To a suspension of 1-hydroxyalkane (6.1 mmol) in dry ether (15 mL) was added, under nitrogen, phosphorus tribromide (580 mL, 6.1 mmol). The white suspension was heated at reflux for 3 h, and then stirred at room temperature overnight. The reaction mixture was quenched by addition of a saturated solution of sodium bicarbonate at 0° C. After the mixture was stirred for 30 min, the ether phase was separated, dried over sodium sulfate, filtered, evaporated under vacuum, and filtered through a pad of silica gel (elution with hexane) to give the 1-bromoalkane.

B. 1-Alkynes

A suspension of lithium acetylide ethylene-diamine complex (412 mg, 4.5 mmol) in dry dimethyl sulfoxide (2.2 mL) was stirred for 10 min at room temperature under nitrogen. After cooling to 8° C., 1-bromoalkane (4.1 mmol) was added dropwise (if the bromoalkane is a solid, it is solubilized first in tetrahydrofuran). The reaction mixture was stirred at room temperature for 4 h, and cooled to 0° C. Water (1 mL) was added very slowly. The suspension was stirred for 10 min at room temperature, then poured into water (60 mL), and extracted with hexane. The combined organic phases were dried over sodium sulfate, filtered, evaporated under vacuum, purified by filtration through a small pad of silica gel, eluted with hexane, and analyzed by 1 H and 13 C NMR.

C. 2-Alkynoic Acids

To a solution of 1-alkyne (1.63 mmol) in dry THF (6.5 mL), at -23° C., was added n-butyllithium (2.5M solution in hexanes, 0.69 mL, 1.73 mmol) under nitrogen. The solution was stirred for 1 h, cooled to -50° C., and then poured into a slurry of dry ice (3 g)/dry ether (3 mL). The reaction mixture was stirred at room temperature overnight, poured into 3 N HCl, and extracted with ether. The combined organic phases were dried over sodium sulfate, filtered, evaporated under vacuum, and purified by flash chromatography (elution with hexane/ethyl acetate/glacial acetic acid 80/20/1).

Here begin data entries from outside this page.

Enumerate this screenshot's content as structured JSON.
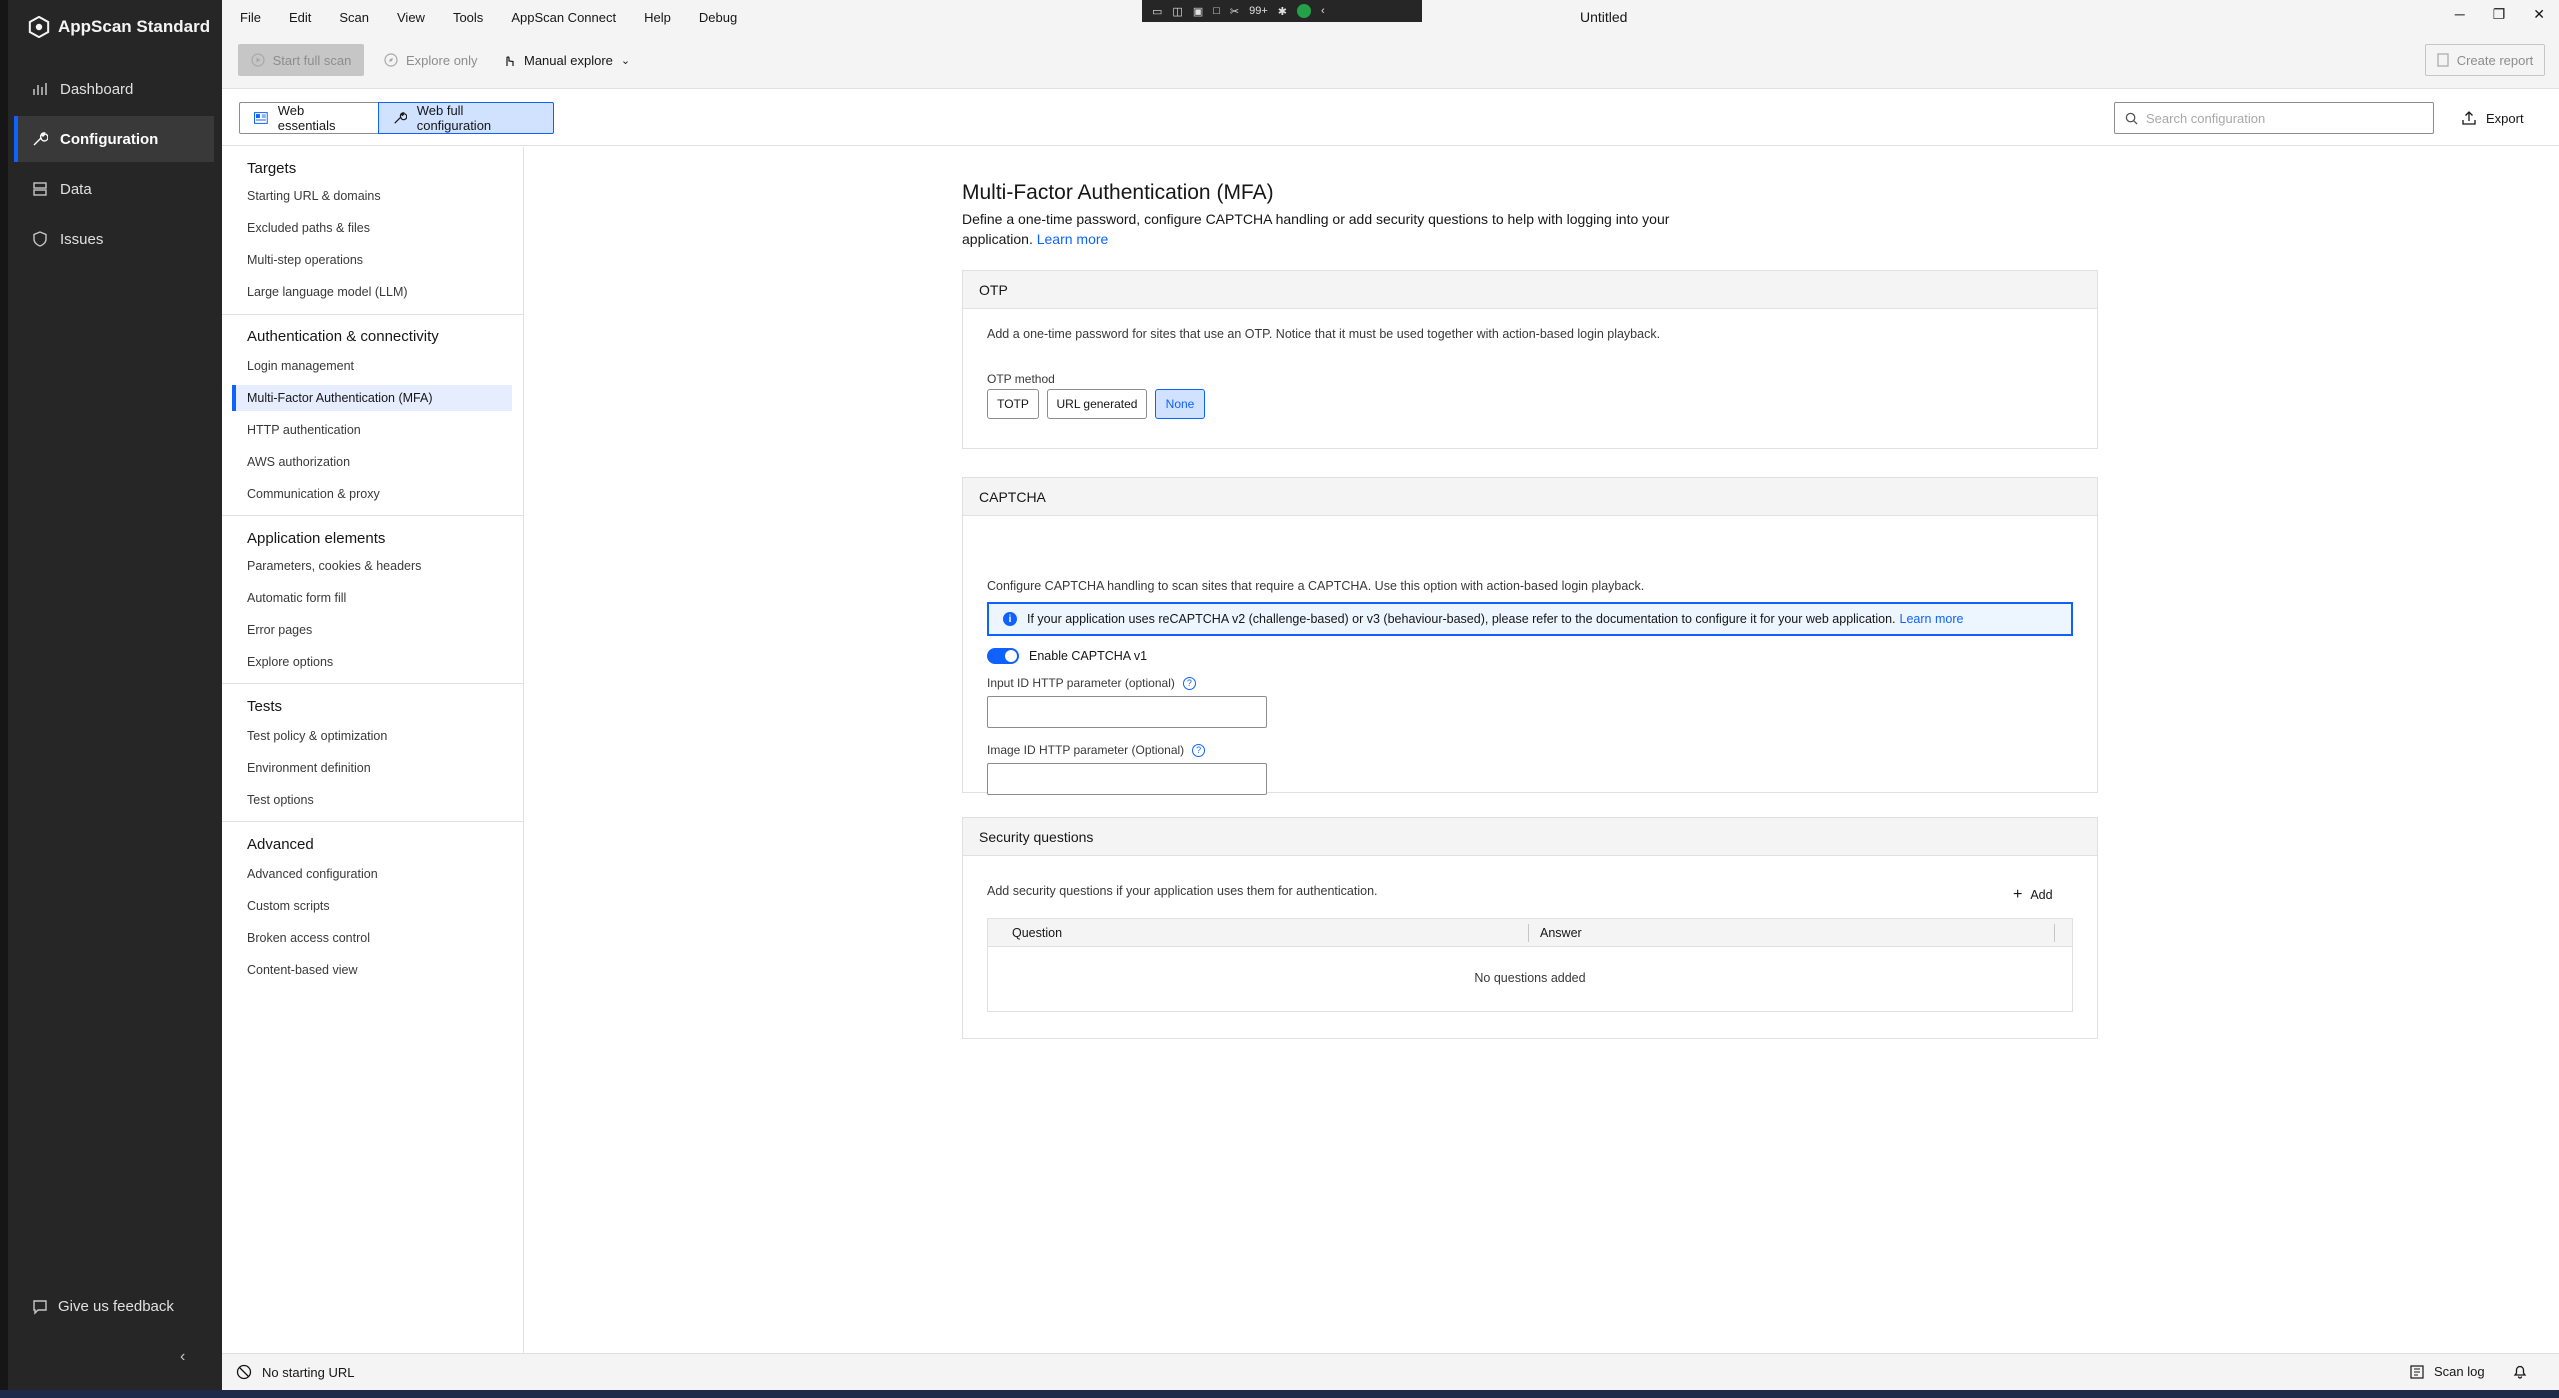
{
  "brand": {
    "name": "AppScan Standard"
  },
  "leftnav": {
    "items": [
      {
        "label": "Dashboard",
        "icon": "dashboard-icon"
      },
      {
        "label": "Configuration",
        "icon": "wrench-icon"
      },
      {
        "label": "Data",
        "icon": "database-icon"
      },
      {
        "label": "Issues",
        "icon": "shield-icon"
      }
    ],
    "active": "Configuration",
    "feedback": "Give us feedback"
  },
  "menubar": [
    "File",
    "Edit",
    "Scan",
    "View",
    "Tools",
    "AppScan Connect",
    "Help",
    "Debug"
  ],
  "tray": {
    "badge": "99+"
  },
  "window": {
    "title": "Untitled"
  },
  "toolbar": {
    "start_full_scan": "Start full scan",
    "explore_only": "Explore only",
    "manual_explore": "Manual explore",
    "create_report": "Create report"
  },
  "tabs": {
    "web_essentials": "Web essentials",
    "web_full_configuration": "Web full configuration",
    "search_placeholder": "Search configuration",
    "export": "Export"
  },
  "sidebar": {
    "groups": [
      {
        "title": "Targets",
        "items": [
          "Starting URL & domains",
          "Excluded paths & files",
          "Multi-step operations",
          "Large language model (LLM)"
        ]
      },
      {
        "title": "Authentication & connectivity",
        "items": [
          "Login management",
          "Multi-Factor Authentication (MFA)",
          "HTTP authentication",
          "AWS authorization",
          "Communication & proxy"
        ]
      },
      {
        "title": "Application elements",
        "items": [
          "Parameters, cookies & headers",
          "Automatic form fill",
          "Error pages",
          "Explore options"
        ]
      },
      {
        "title": "Tests",
        "items": [
          "Test policy & optimization",
          "Environment definition",
          "Test options"
        ]
      },
      {
        "title": "Advanced",
        "items": [
          "Advanced configuration",
          "Custom scripts",
          "Broken access control",
          "Content-based view"
        ]
      }
    ],
    "selected": "Multi-Factor Authentication (MFA)"
  },
  "page": {
    "title": "Multi-Factor Authentication (MFA)",
    "description": "Define a one-time password, configure CAPTCHA handling or add security questions to help with logging into your application.",
    "learn_more": "Learn more"
  },
  "otp": {
    "header": "OTP",
    "description": "Add a one-time password for sites that use an OTP. Notice that it must be used together with action-based login playback.",
    "method_label": "OTP method",
    "options": [
      "TOTP",
      "URL generated",
      "None"
    ],
    "selected": "None"
  },
  "captcha": {
    "header": "CAPTCHA",
    "description": "Configure CAPTCHA handling to scan sites that require a CAPTCHA. Use this option with action-based login playback.",
    "notice": "If your application uses reCAPTCHA v2 (challenge-based) or v3 (behaviour-based), please refer to the documentation to configure it for your web application.",
    "notice_link": "Learn more",
    "enable_label": "Enable CAPTCHA v1",
    "enabled": true,
    "input_id_label": "Input ID HTTP parameter (optional)",
    "input_id_value": "",
    "image_id_label": "Image ID HTTP parameter (Optional)",
    "image_id_value": ""
  },
  "security_questions": {
    "header": "Security questions",
    "description": "Add security questions if your application uses them for authentication.",
    "add_label": "Add",
    "columns": [
      "Question",
      "Answer"
    ],
    "empty": "No questions added"
  },
  "statusbar": {
    "no_starting_url": "No starting URL",
    "scan_log": "Scan log"
  },
  "colors": {
    "accent": "#0f62fe",
    "nav_bg": "#262626",
    "selected_bg": "#d0e2ff"
  }
}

EXAMPLE 2

Testing of Compounds

The CDC indirect proportion method of suseptibility testing was used to evaluate the activity of compounds C18KOA and C20KOA against M. tuberculosis. This method was performed with a bacterial suspension made from a fresh 7H9 broth culture. A suspension was adjusted to the optical density of a MacFarland Standard No. 1, and two dilutions of this suspension, 10-3 and 10-4, were then used to inoculate two separate sets of 7H10/OADC quadrant plates, one for each drug. Drug-free medium was placed in one quadrant of each set. The three other quadrants contained the drugs. For each respective dilution inoculum, three drops were placed in each quadrant, and the plates were incubated for two weeks at 37° C. in an atmosphere of 10% CO2. Plates were then read and the percentage of resistant bacteria in the population (1% or greater is defined as resistant) was reported on the basis of comparison of the number of colony-forming units (CFU) on the drug containing and drug-free quadrants found in the two sets of plates.

For the KOA compounds tested, four sets of plates were made which contained 0, 1, 10 and 100 μg/ml of either C18KOA or C20KOA. Defined bacterial suspensions of two M. tuberculosis strains (one is isoniazid susceptible and one is resistant) were inoculated on the plates, and the plates were incubated as described above. After two weeks, 100 to 200 CFU appeared on both M. tuberculosis strains on the C18KOA 0 and 1 μg/ml treated quadrants, but no CFU appeared on both M. tuberculosis strains on the 10 and 100 μg/ml quadrants. For C20KOA, 100 to 200 CFU appeared on both M. tuberculosis strains on the 0, 1, and 10 μg/ml treated quadrants, but no CFU appeared on both M. tuberculosis strains on the 100 μg/ml quadrant.

In summary, C18KOA shows inhibitory antituberculosis activity of 10 μg/ml against isoniazid susceptible and resistant strains of M. tuberculosis; and C20KOA show inhibitory antituberculosis activity at 100 μg/ml against the same strains.

All publications mentioned hereinabove are hereby incorporated in their entirety.

While the foregoing invention has been described in some detail for purposes of clarity and understanding, it will be appreciated by one skilled in the art from a reading of the disclosure that various changes in form and detail can be made without departing from the true scope of the invention in the appended claims.